BRIEF: Every record needs to be repeated exactly; its pictures do not.

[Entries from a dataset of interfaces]
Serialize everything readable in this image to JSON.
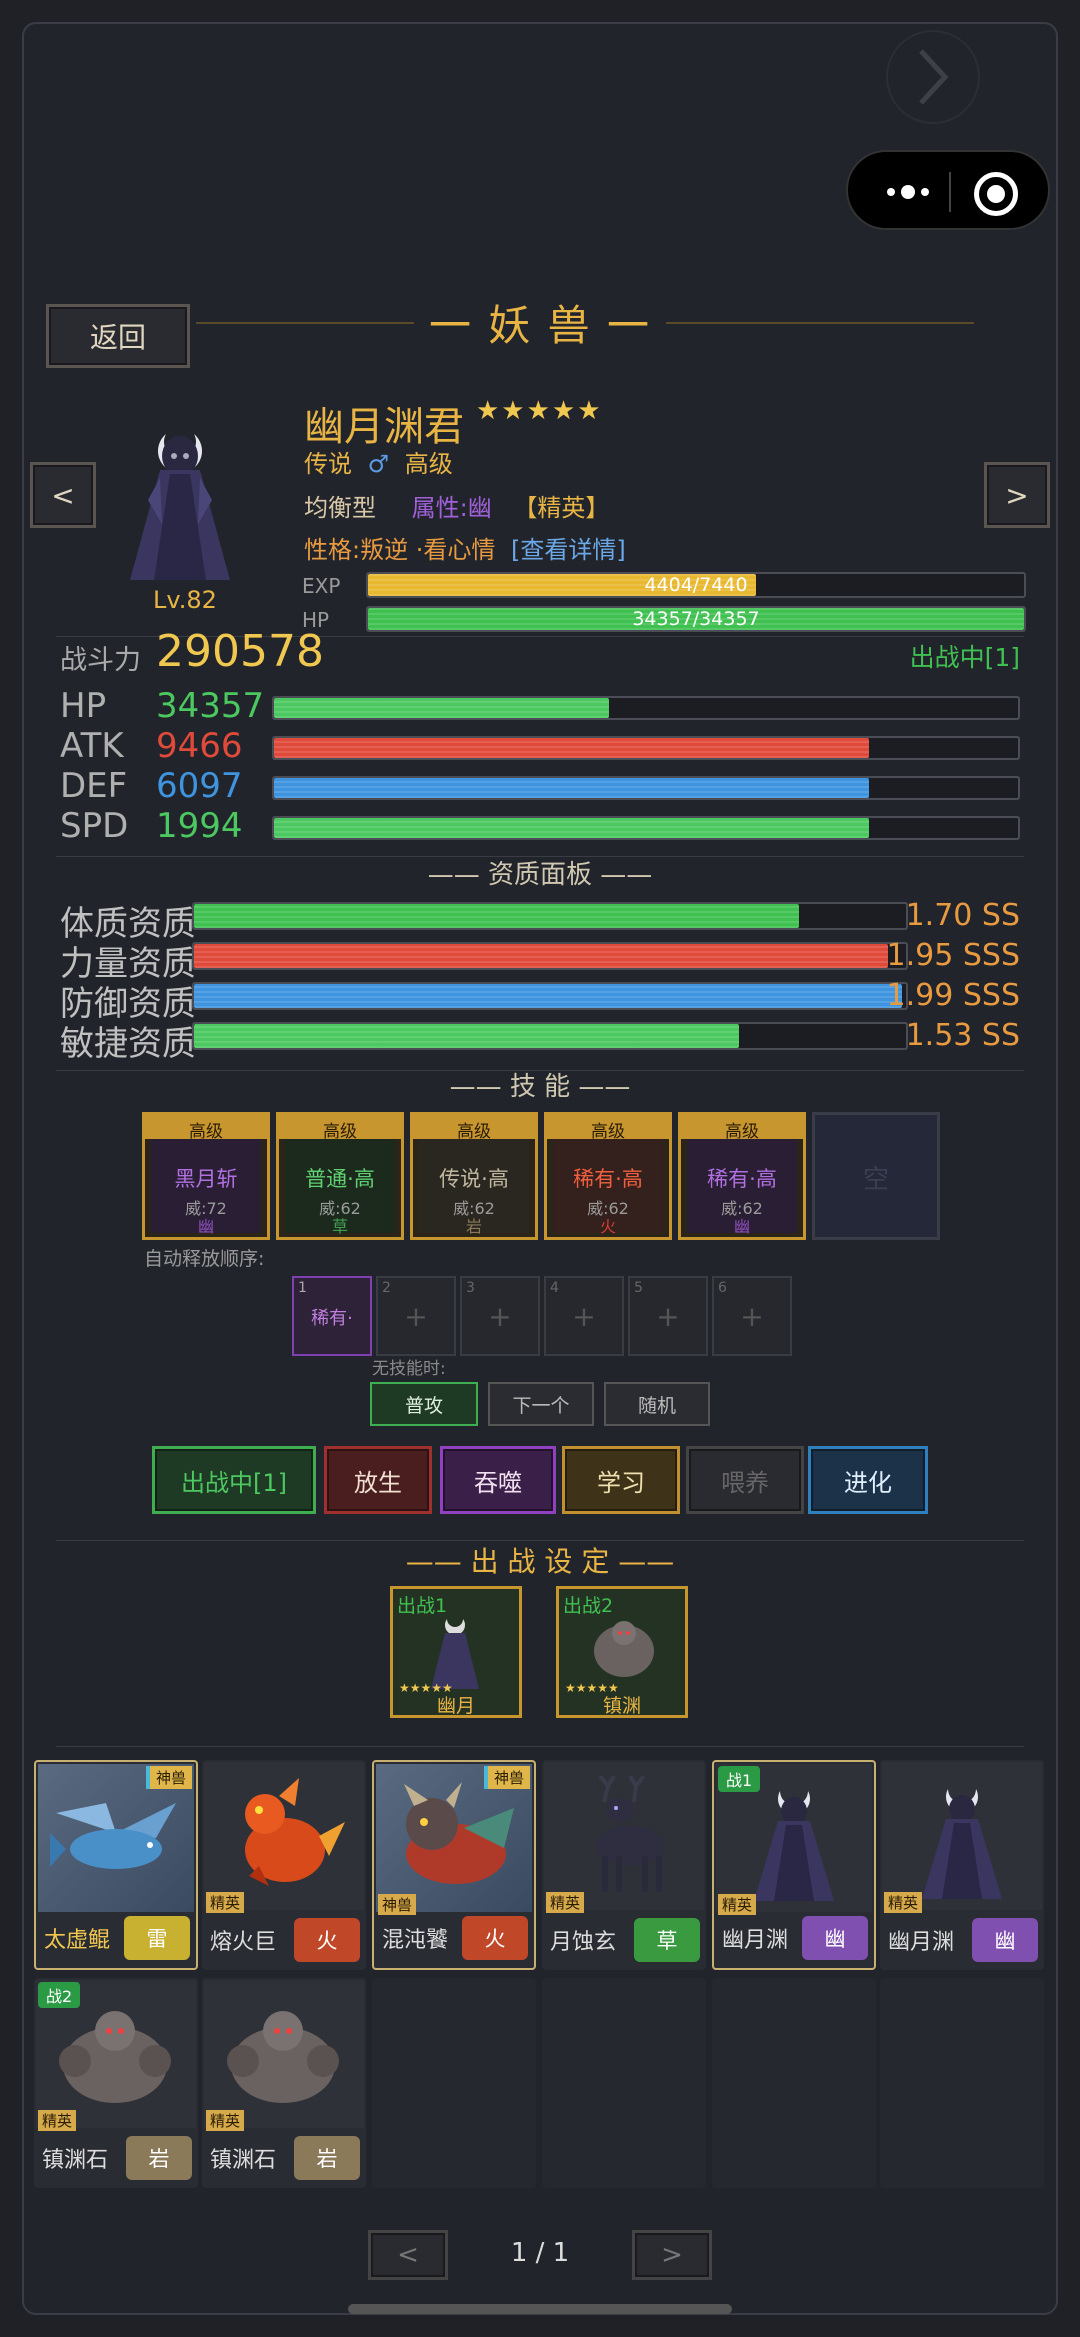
{
  "topbar": {
    "forward_icon": "chevron-right-icon",
    "menu_icon": "more-dots-icon",
    "target_icon": "target-circle-icon"
  },
  "header": {
    "back_label": "返回",
    "title": "一 妖 兽 一"
  },
  "pet": {
    "name": "幽月渊君",
    "stars": "★★★★★",
    "rarity": "传说",
    "gender_symbol": "♂",
    "grade": "高级",
    "type": "均衡型",
    "attribute": "属性:幽",
    "elite": "【精英】",
    "personality": "性格:叛逆 ·看心情",
    "details_link": "[查看详情]",
    "level": "Lv.82",
    "exp_label": "EXP",
    "exp_text": "4404/7440",
    "exp_fraction": 0.592,
    "hp_label": "HP",
    "hp_text": "34357/34357",
    "hp_fraction": 1.0,
    "prev_label": "<",
    "next_label": ">"
  },
  "power": {
    "label": "战斗力",
    "value": "290578",
    "status": "出战中[1]"
  },
  "stats": [
    {
      "label": "HP",
      "value": "34357",
      "color": "#4cc860",
      "fraction": 0.45
    },
    {
      "label": "ATK",
      "value": "9466",
      "color": "#e04a3a",
      "fraction": 0.8
    },
    {
      "label": "DEF",
      "value": "6097",
      "color": "#3f94e0",
      "fraction": 0.8
    },
    {
      "label": "SPD",
      "value": "1994",
      "color": "#4cc860",
      "fraction": 0.8
    }
  ],
  "aptitude": {
    "title": "—— 资质面板 ——",
    "rows": [
      {
        "label": "体质资质",
        "value": "1.70 SS",
        "color": "#3fc050",
        "fraction": 0.85
      },
      {
        "label": "力量资质",
        "value": "1.95 SSS",
        "color": "#e04a3a",
        "fraction": 0.975
      },
      {
        "label": "防御资质",
        "value": "1.99 SSS",
        "color": "#3f94e0",
        "fraction": 0.995
      },
      {
        "label": "敏捷资质",
        "value": "1.53 SS",
        "color": "#4cc860",
        "fraction": 0.765
      }
    ]
  },
  "skills": {
    "title": "—— 技 能 ——",
    "items": [
      {
        "grade": "高级",
        "name": "黑月斩",
        "power": "威:72",
        "element": "幽",
        "name_color": "#b070e0",
        "el_color": "#9050c0",
        "bg": "#2a1e34"
      },
      {
        "grade": "高级",
        "name": "普通·高",
        "power": "威:62",
        "element": "草",
        "name_color": "#60d070",
        "el_color": "#40a050",
        "bg": "#1c2a1e"
      },
      {
        "grade": "高级",
        "name": "传说·高",
        "power": "威:62",
        "element": "岩",
        "name_color": "#c0b8a0",
        "el_color": "#8a7a5a",
        "bg": "#2a2620"
      },
      {
        "grade": "高级",
        "name": "稀有·高",
        "power": "威:62",
        "element": "火",
        "name_color": "#f06040",
        "el_color": "#d04030",
        "bg": "#34201c"
      },
      {
        "grade": "高级",
        "name": "稀有·高",
        "power": "威:62",
        "element": "幽",
        "name_color": "#b070e0",
        "el_color": "#9050c0",
        "bg": "#2a1e34"
      }
    ],
    "empty_label": "空",
    "auto_order_label": "自动释放顺序:",
    "order_slots": [
      {
        "num": "1",
        "text": "稀有·"
      },
      {
        "num": "2",
        "text": "+"
      },
      {
        "num": "3",
        "text": "+"
      },
      {
        "num": "4",
        "text": "+"
      },
      {
        "num": "5",
        "text": "+"
      },
      {
        "num": "6",
        "text": "+"
      }
    ],
    "no_skill_label": "无技能时:",
    "fallback_options": [
      "普攻",
      "下一个",
      "随机"
    ]
  },
  "actions": [
    {
      "label": "出战中[1]",
      "color": "#4cc860",
      "border": "#3fae50",
      "bg": "#1e3a24"
    },
    {
      "label": "放生",
      "color": "#f0e0d0",
      "border": "#a03030",
      "bg": "#4a1e1e"
    },
    {
      "label": "吞噬",
      "color": "#f0e0f0",
      "border": "#9040c0",
      "bg": "#3a2048"
    },
    {
      "label": "学习",
      "color": "#f0e0b0",
      "border": "#c09030",
      "bg": "#3e3218"
    },
    {
      "label": "喂养",
      "color": "#666666",
      "border": "#444444",
      "bg": "#2a2b30"
    },
    {
      "label": "进化",
      "color": "#e0f0ff",
      "border": "#3080c0",
      "bg": "#1c3248"
    }
  ],
  "battle": {
    "title": "—— 出 战 设 定 ——",
    "slots": [
      {
        "tag": "出战1",
        "stars": "★★★★★",
        "name": "幽月"
      },
      {
        "tag": "出战2",
        "stars": "★★★★★",
        "name": "镇渊"
      }
    ]
  },
  "roster": [
    {
      "name": "太虚鲲",
      "element": "雷",
      "el_bg": "#c8b030",
      "badge_tr": "神兽",
      "sprite": "fish",
      "selected": true
    },
    {
      "name": "熔火巨",
      "element": "火",
      "el_bg": "#c04828",
      "badge_bl": "精英",
      "sprite": "dragon"
    },
    {
      "name": "混沌饕",
      "element": "火",
      "el_bg": "#c04828",
      "badge_tr": "神兽",
      "badge_bl": "神兽",
      "sprite": "beast",
      "selected": true
    },
    {
      "name": "月蚀玄",
      "element": "草",
      "el_bg": "#3a9a40",
      "badge_bl": "精英",
      "sprite": "deer"
    },
    {
      "name": "幽月渊",
      "element": "幽",
      "el_bg": "#8050b0",
      "badge_tl": "战1",
      "badge_bl": "精英",
      "sprite": "cloak",
      "selected": true
    },
    {
      "name": "幽月渊",
      "element": "幽",
      "el_bg": "#8050b0",
      "badge_bl": "精英",
      "sprite": "cloak"
    },
    {
      "name": "镇渊石",
      "element": "岩",
      "el_bg": "#8a7a5a",
      "badge_tl": "战2",
      "badge_bl": "精英",
      "sprite": "golem"
    },
    {
      "name": "镇渊石",
      "element": "岩",
      "el_bg": "#8a7a5a",
      "badge_bl": "精英",
      "sprite": "golem"
    }
  ],
  "pagination": {
    "prev": "<",
    "page": "1 / 1",
    "next": ">"
  }
}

THE COMPLETED TASK:
Serialize everything readable in this image to JSON.
{
  "topbar": {
    "forward_icon": "chevron-right-icon",
    "menu_icon": "more-dots-icon",
    "target_icon": "target-circle-icon"
  },
  "header": {
    "back_label": "返回",
    "title": "一 妖 兽 一"
  },
  "pet": {
    "name": "幽月渊君",
    "stars": "★★★★★",
    "rarity": "传说",
    "gender_symbol": "♂",
    "grade": "高级",
    "type": "均衡型",
    "attribute": "属性:幽",
    "elite": "【精英】",
    "personality": "性格:叛逆 ·看心情",
    "details_link": "[查看详情]",
    "level": "Lv.82",
    "exp_label": "EXP",
    "exp_text": "4404/7440",
    "exp_fraction": 0.592,
    "hp_label": "HP",
    "hp_text": "34357/34357",
    "hp_fraction": 1.0,
    "prev_label": "<",
    "next_label": ">"
  },
  "power": {
    "label": "战斗力",
    "value": "290578",
    "status": "出战中[1]"
  },
  "stats": [
    {
      "label": "HP",
      "value": "34357",
      "color": "#4cc860",
      "fraction": 0.45
    },
    {
      "label": "ATK",
      "value": "9466",
      "color": "#e04a3a",
      "fraction": 0.8
    },
    {
      "label": "DEF",
      "value": "6097",
      "color": "#3f94e0",
      "fraction": 0.8
    },
    {
      "label": "SPD",
      "value": "1994",
      "color": "#4cc860",
      "fraction": 0.8
    }
  ],
  "aptitude": {
    "title": "—— 资质面板 ——",
    "rows": [
      {
        "label": "体质资质",
        "value": "1.70 SS",
        "color": "#3fc050",
        "fraction": 0.85
      },
      {
        "label": "力量资质",
        "value": "1.95 SSS",
        "color": "#e04a3a",
        "fraction": 0.975
      },
      {
        "label": "防御资质",
        "value": "1.99 SSS",
        "color": "#3f94e0",
        "fraction": 0.995
      },
      {
        "label": "敏捷资质",
        "value": "1.53 SS",
        "color": "#4cc860",
        "fraction": 0.765
      }
    ]
  },
  "skills": {
    "title": "—— 技 能 ——",
    "items": [
      {
        "grade": "高级",
        "name": "黑月斩",
        "power": "威:72",
        "element": "幽",
        "name_color": "#b070e0",
        "el_color": "#9050c0",
        "bg": "#2a1e34"
      },
      {
        "grade": "高级",
        "name": "普通·高",
        "power": "威:62",
        "element": "草",
        "name_color": "#60d070",
        "el_color": "#40a050",
        "bg": "#1c2a1e"
      },
      {
        "grade": "高级",
        "name": "传说·高",
        "power": "威:62",
        "element": "岩",
        "name_color": "#c0b8a0",
        "el_color": "#8a7a5a",
        "bg": "#2a2620"
      },
      {
        "grade": "高级",
        "name": "稀有·高",
        "power": "威:62",
        "element": "火",
        "name_color": "#f06040",
        "el_color": "#d04030",
        "bg": "#34201c"
      },
      {
        "grade": "高级",
        "name": "稀有·高",
        "power": "威:62",
        "element": "幽",
        "name_color": "#b070e0",
        "el_color": "#9050c0",
        "bg": "#2a1e34"
      }
    ],
    "empty_label": "空",
    "auto_order_label": "自动释放顺序:",
    "order_slots": [
      {
        "num": "1",
        "text": "稀有·"
      },
      {
        "num": "2",
        "text": "+"
      },
      {
        "num": "3",
        "text": "+"
      },
      {
        "num": "4",
        "text": "+"
      },
      {
        "num": "5",
        "text": "+"
      },
      {
        "num": "6",
        "text": "+"
      }
    ],
    "no_skill_label": "无技能时:",
    "fallback_options": [
      "普攻",
      "下一个",
      "随机"
    ]
  },
  "actions": [
    {
      "label": "出战中[1]",
      "color": "#4cc860",
      "border": "#3fae50",
      "bg": "#1e3a24"
    },
    {
      "label": "放生",
      "color": "#f0e0d0",
      "border": "#a03030",
      "bg": "#4a1e1e"
    },
    {
      "label": "吞噬",
      "color": "#f0e0f0",
      "border": "#9040c0",
      "bg": "#3a2048"
    },
    {
      "label": "学习",
      "color": "#f0e0b0",
      "border": "#c09030",
      "bg": "#3e3218"
    },
    {
      "label": "喂养",
      "color": "#666666",
      "border": "#444444",
      "bg": "#2a2b30"
    },
    {
      "label": "进化",
      "color": "#e0f0ff",
      "border": "#3080c0",
      "bg": "#1c3248"
    }
  ],
  "battle": {
    "title": "—— 出 战 设 定 ——",
    "slots": [
      {
        "tag": "出战1",
        "stars": "★★★★★",
        "name": "幽月"
      },
      {
        "tag": "出战2",
        "stars": "★★★★★",
        "name": "镇渊"
      }
    ]
  },
  "roster": [
    {
      "name": "太虚鲲",
      "element": "雷",
      "el_bg": "#c8b030",
      "badge_tr": "神兽",
      "sprite": "fish",
      "selected": true
    },
    {
      "name": "熔火巨",
      "element": "火",
      "el_bg": "#c04828",
      "badge_bl": "精英",
      "sprite": "dragon"
    },
    {
      "name": "混沌饕",
      "element": "火",
      "el_bg": "#c04828",
      "badge_tr": "神兽",
      "badge_bl": "神兽",
      "sprite": "beast",
      "selected": true
    },
    {
      "name": "月蚀玄",
      "element": "草",
      "el_bg": "#3a9a40",
      "badge_bl": "精英",
      "sprite": "deer"
    },
    {
      "name": "幽月渊",
      "element": "幽",
      "el_bg": "#8050b0",
      "badge_tl": "战1",
      "badge_bl": "精英",
      "sprite": "cloak",
      "selected": true
    },
    {
      "name": "幽月渊",
      "element": "幽",
      "el_bg": "#8050b0",
      "badge_bl": "精英",
      "sprite": "cloak"
    },
    {
      "name": "镇渊石",
      "element": "岩",
      "el_bg": "#8a7a5a",
      "badge_tl": "战2",
      "badge_bl": "精英",
      "sprite": "golem"
    },
    {
      "name": "镇渊石",
      "element": "岩",
      "el_bg": "#8a7a5a",
      "badge_bl": "精英",
      "sprite": "golem"
    }
  ],
  "pagination": {
    "prev": "<",
    "page": "1 / 1",
    "next": ">"
  }
}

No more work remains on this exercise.